* Exercise
Please reproduce the data exactly, excluding any pictures it contains.

Data about app and page elements
....................

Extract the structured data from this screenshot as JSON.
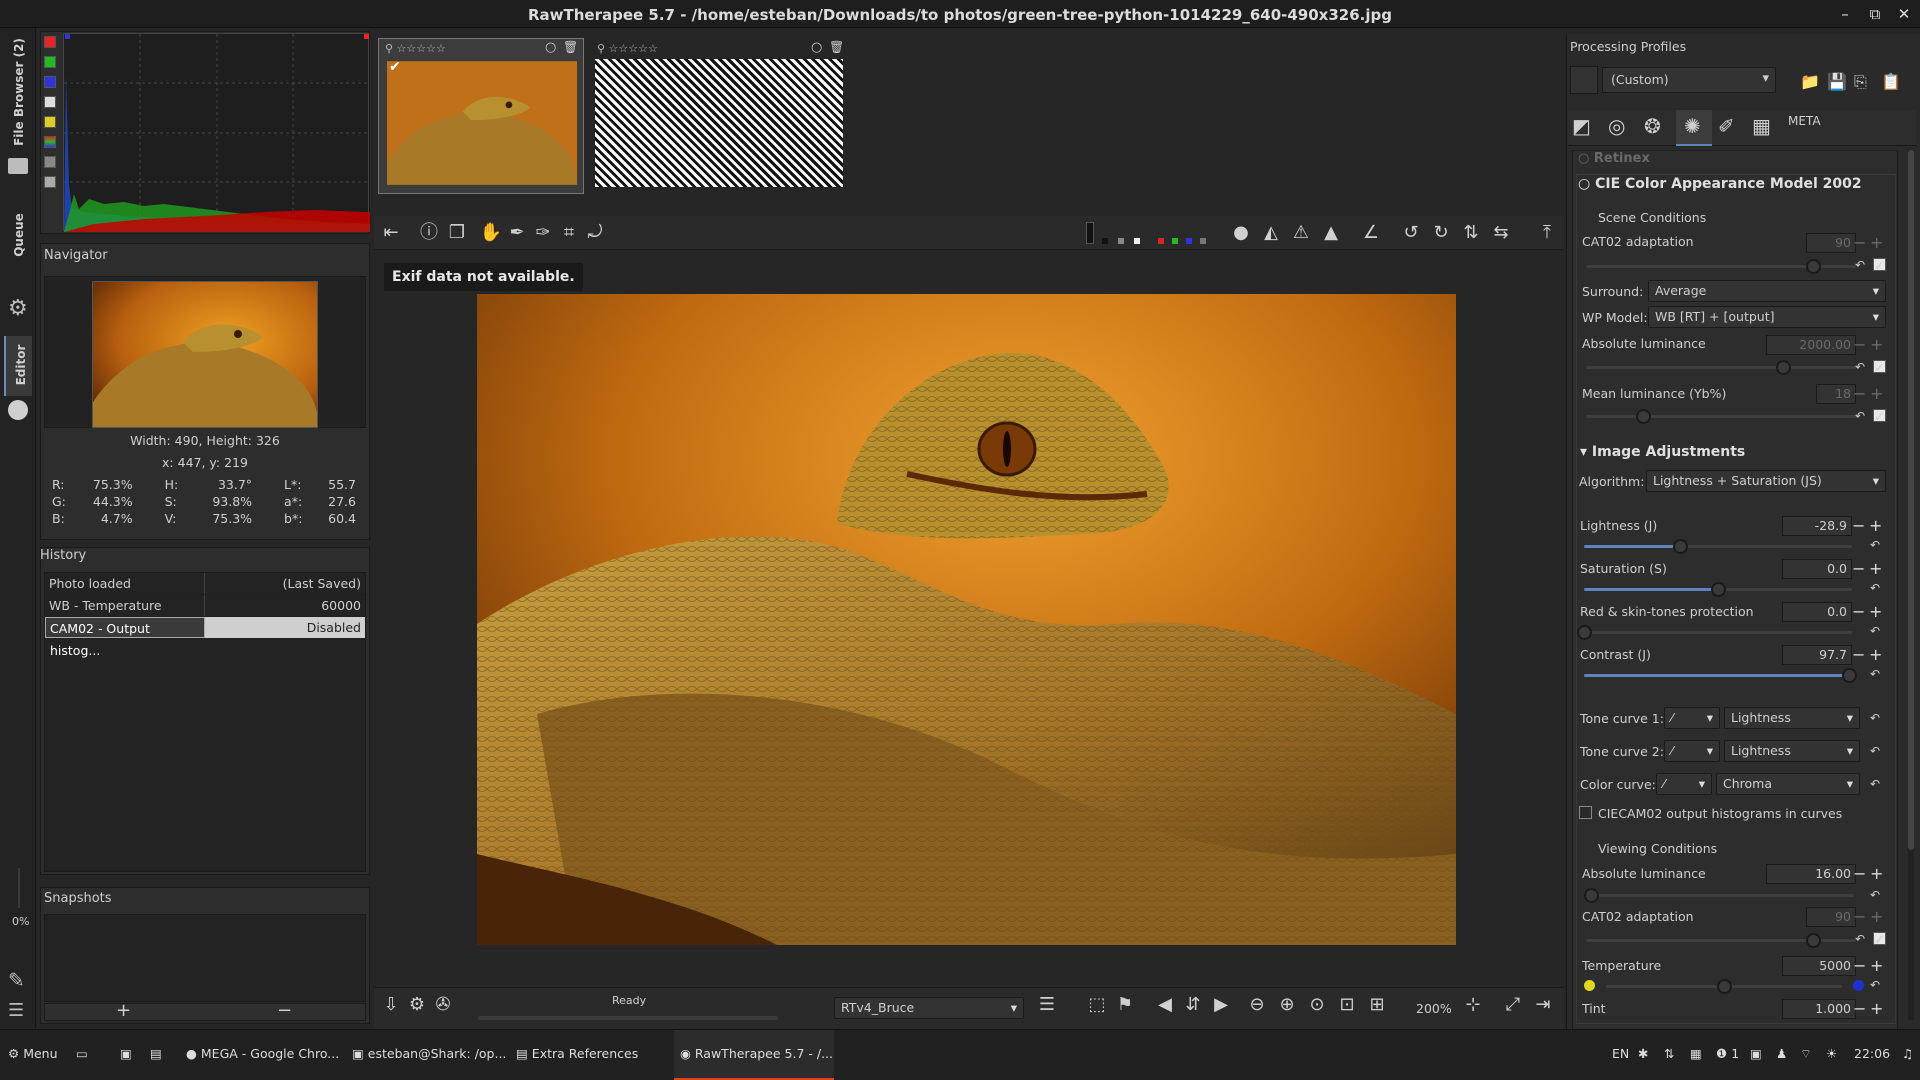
{
  "window": {
    "title": "RawTherapee 5.7 - /home/esteban/Downloads/to photos/green-tree-python-1014229_640-490x326.jpg"
  },
  "side_tabs": {
    "file_browser": "File Browser (2)",
    "queue": "Queue",
    "editor": "Editor",
    "zoom_percent": "0%"
  },
  "navigator": {
    "title": "Navigator",
    "size": "Width: 490, Height: 326",
    "coords": "x: 447, y: 219",
    "values": [
      [
        "R:",
        "75.3%",
        "H:",
        "33.7°",
        "L*:",
        "55.7"
      ],
      [
        "G:",
        "44.3%",
        "S:",
        "93.8%",
        "a*:",
        "27.6"
      ],
      [
        "B:",
        "4.7%",
        "V:",
        "75.3%",
        "b*:",
        "60.4"
      ]
    ]
  },
  "history": {
    "title": "History",
    "rows": [
      {
        "name": "Photo loaded",
        "value": "(Last Saved)"
      },
      {
        "name": "WB - Temperature",
        "value": "60000"
      },
      {
        "name": "CAM02 - Output histog...",
        "value": "Disabled"
      }
    ]
  },
  "snapshots": {
    "title": "Snapshots",
    "add": "+",
    "remove": "−"
  },
  "preview": {
    "exif_message": "Exif data not available.",
    "status": "Ready"
  },
  "bottom_toolbar": {
    "output_profile": "RTv4_Bruce",
    "zoom": "200%"
  },
  "processing_profiles": {
    "title": "Processing Profiles",
    "selected": "(Custom)"
  },
  "right_tabs": {
    "meta": "META"
  },
  "cie": {
    "retinex": "Retinex",
    "title": "CIE Color Appearance Model 2002",
    "scene": {
      "title": "Scene Conditions",
      "cat02_label": "CAT02 adaptation",
      "cat02_value": "90",
      "surround_label": "Surround:",
      "surround_value": "Average",
      "wp_label": "WP Model:",
      "wp_value": "WB [RT] + [output]",
      "abs_lum_label": "Absolute luminance",
      "abs_lum_value": "2000.00",
      "mean_lum_label": "Mean luminance (Yb%)",
      "mean_lum_value": "18"
    },
    "image_adj": {
      "title": "Image Adjustments",
      "algorithm_label": "Algorithm:",
      "algorithm_value": "Lightness + Saturation (JS)",
      "lightness_label": "Lightness (J)",
      "lightness_value": "-28.9",
      "lightness_level": 0.36,
      "saturation_label": "Saturation (S)",
      "saturation_value": "0.0",
      "saturation_level": 0.5,
      "red_label": "Red & skin-tones protection",
      "red_value": "0.0",
      "red_level": 0.0,
      "contrast_label": "Contrast (J)",
      "contrast_value": "97.7",
      "contrast_level": 0.99,
      "tone1_label": "Tone curve 1:",
      "tone1_value": "Lightness",
      "tone2_label": "Tone curve 2:",
      "tone2_value": "Lightness",
      "color_label": "Color curve:",
      "color_value": "Chroma",
      "histo_label": "CIECAM02 output histograms in curves"
    },
    "viewing": {
      "title": "Viewing Conditions",
      "abs_lum_label": "Absolute luminance",
      "abs_lum_value": "16.00",
      "abs_lum_level": 0.02,
      "cat02_label": "CAT02 adaptation",
      "cat02_value": "90",
      "temp_label": "Temperature",
      "temp_value": "5000",
      "temp_level": 0.5,
      "tint_label": "Tint",
      "tint_value": "1.000"
    }
  },
  "taskbar": {
    "menu": "Menu",
    "items": [
      "MEGA - Google Chro...",
      "esteban@Shark: /op...",
      "Extra References",
      "RawTherapee 5.7 - /..."
    ],
    "lang": "EN",
    "notif_count": "1",
    "workspace": "1",
    "clock": "22:06"
  },
  "colors": {
    "accent": "#5f83b8",
    "hist_red": "#c80000",
    "hist_green": "#1fa01f",
    "hist_blue": "#2050e0"
  }
}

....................

* Response to this task
Extract the structured data from this screenshot as JSON.
{
  "window": {
    "title": "RawTherapee 5.7 - /home/esteban/Downloads/to photos/green-tree-python-1014229_640-490x326.jpg"
  },
  "side_tabs": {
    "file_browser": "File Browser (2)",
    "queue": "Queue",
    "editor": "Editor",
    "zoom_percent": "0%"
  },
  "navigator": {
    "title": "Navigator",
    "size": "Width: 490, Height: 326",
    "coords": "x: 447, y: 219",
    "values": [
      [
        "R:",
        "75.3%",
        "H:",
        "33.7°",
        "L*:",
        "55.7"
      ],
      [
        "G:",
        "44.3%",
        "S:",
        "93.8%",
        "a*:",
        "27.6"
      ],
      [
        "B:",
        "4.7%",
        "V:",
        "75.3%",
        "b*:",
        "60.4"
      ]
    ]
  },
  "history": {
    "title": "History",
    "rows": [
      {
        "name": "Photo loaded",
        "value": "(Last Saved)"
      },
      {
        "name": "WB - Temperature",
        "value": "60000"
      },
      {
        "name": "CAM02 - Output histog...",
        "value": "Disabled"
      }
    ]
  },
  "snapshots": {
    "title": "Snapshots",
    "add": "+",
    "remove": "−"
  },
  "preview": {
    "exif_message": "Exif data not available.",
    "status": "Ready"
  },
  "bottom_toolbar": {
    "output_profile": "RTv4_Bruce",
    "zoom": "200%"
  },
  "processing_profiles": {
    "title": "Processing Profiles",
    "selected": "(Custom)"
  },
  "right_tabs": {
    "meta": "META"
  },
  "cie": {
    "retinex": "Retinex",
    "title": "CIE Color Appearance Model 2002",
    "scene": {
      "title": "Scene Conditions",
      "cat02_label": "CAT02 adaptation",
      "cat02_value": "90",
      "surround_label": "Surround:",
      "surround_value": "Average",
      "wp_label": "WP Model:",
      "wp_value": "WB [RT] + [output]",
      "abs_lum_label": "Absolute luminance",
      "abs_lum_value": "2000.00",
      "mean_lum_label": "Mean luminance (Yb%)",
      "mean_lum_value": "18"
    },
    "image_adj": {
      "title": "Image Adjustments",
      "algorithm_label": "Algorithm:",
      "algorithm_value": "Lightness + Saturation (JS)",
      "lightness_label": "Lightness (J)",
      "lightness_value": "-28.9",
      "lightness_level": 0.36,
      "saturation_label": "Saturation (S)",
      "saturation_value": "0.0",
      "saturation_level": 0.5,
      "red_label": "Red & skin-tones protection",
      "red_value": "0.0",
      "red_level": 0.0,
      "contrast_label": "Contrast (J)",
      "contrast_value": "97.7",
      "contrast_level": 0.99,
      "tone1_label": "Tone curve 1:",
      "tone1_value": "Lightness",
      "tone2_label": "Tone curve 2:",
      "tone2_value": "Lightness",
      "color_label": "Color curve:",
      "color_value": "Chroma",
      "histo_label": "CIECAM02 output histograms in curves"
    },
    "viewing": {
      "title": "Viewing Conditions",
      "abs_lum_label": "Absolute luminance",
      "abs_lum_value": "16.00",
      "abs_lum_level": 0.02,
      "cat02_label": "CAT02 adaptation",
      "cat02_value": "90",
      "temp_label": "Temperature",
      "temp_value": "5000",
      "temp_level": 0.5,
      "tint_label": "Tint",
      "tint_value": "1.000"
    }
  },
  "taskbar": {
    "menu": "Menu",
    "items": [
      "MEGA - Google Chro...",
      "esteban@Shark: /op...",
      "Extra References",
      "RawTherapee 5.7 - /..."
    ],
    "lang": "EN",
    "notif_count": "1",
    "workspace": "1",
    "clock": "22:06"
  },
  "colors": {
    "accent": "#5f83b8",
    "hist_red": "#c80000",
    "hist_green": "#1fa01f",
    "hist_blue": "#2050e0"
  }
}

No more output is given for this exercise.